I love the country of my birth so much that I travel back to Liberia every year. Two major problems that I see whenever I travel is the lack of quality healthcare and unemployment. My advice to those in government who have travelled or lived in the diaspora is to help empower our people. Liberia needs at least one good hospital that properly treats sick people. It needs private sector enterprises’ participation to build the economy. People fall sick from preventable diseases and die from treatable illnesses daily. For instance, during our health fair we treat individuals that have high blood pressure, high blood sugar readings, STDs, etc, who are not on any form of treatment. These common health problems are easily solved by routine doctor visits and getting treatments. Due to financial hardship, people live with these health problems and sometimes die because they cannot afford the fee for doctor visits or medications. Our country needs help because our health sector is lacking a whole lot of necessities.

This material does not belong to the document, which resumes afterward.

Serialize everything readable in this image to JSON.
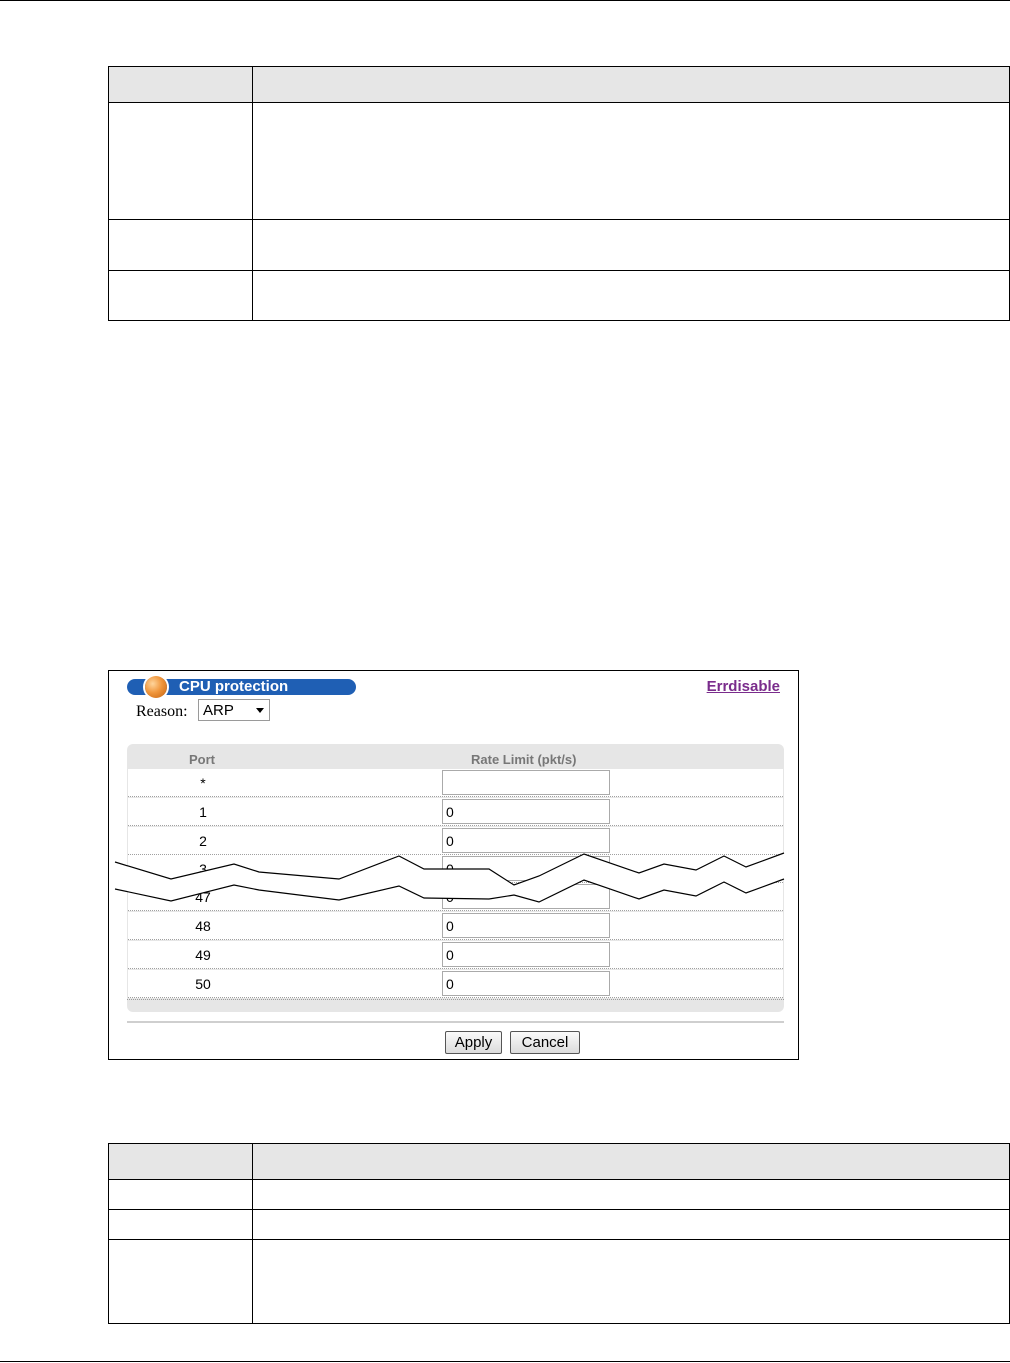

Care Africa Medical Foundation treated over 1, 000 people between 2019 – 2020. The Covid-19 pandemic slowed us down, but we are back on track. If a small foundation can accomplish treating 1,000 people within a year, imagine what we all can do if we work together and put our home country as a priority.
How can new clients reach you?
New clients can contact Amaris Home Health by phone at (720) 502-6355 and Assurance Support Services at (720) 420-9049. They can also walk into our office at 11059 E Bethany Drive Suite 105 Aurora, CO 80014.
Is there anything else you’d like to add?
I would like to take this time to thank Afrik Digest for featuring me in their magazine. I am humbled and grateful for this opportunity. My prayer is that my story will inspire others to do great things. I want us to build our African community in Colorado and continue to support each other.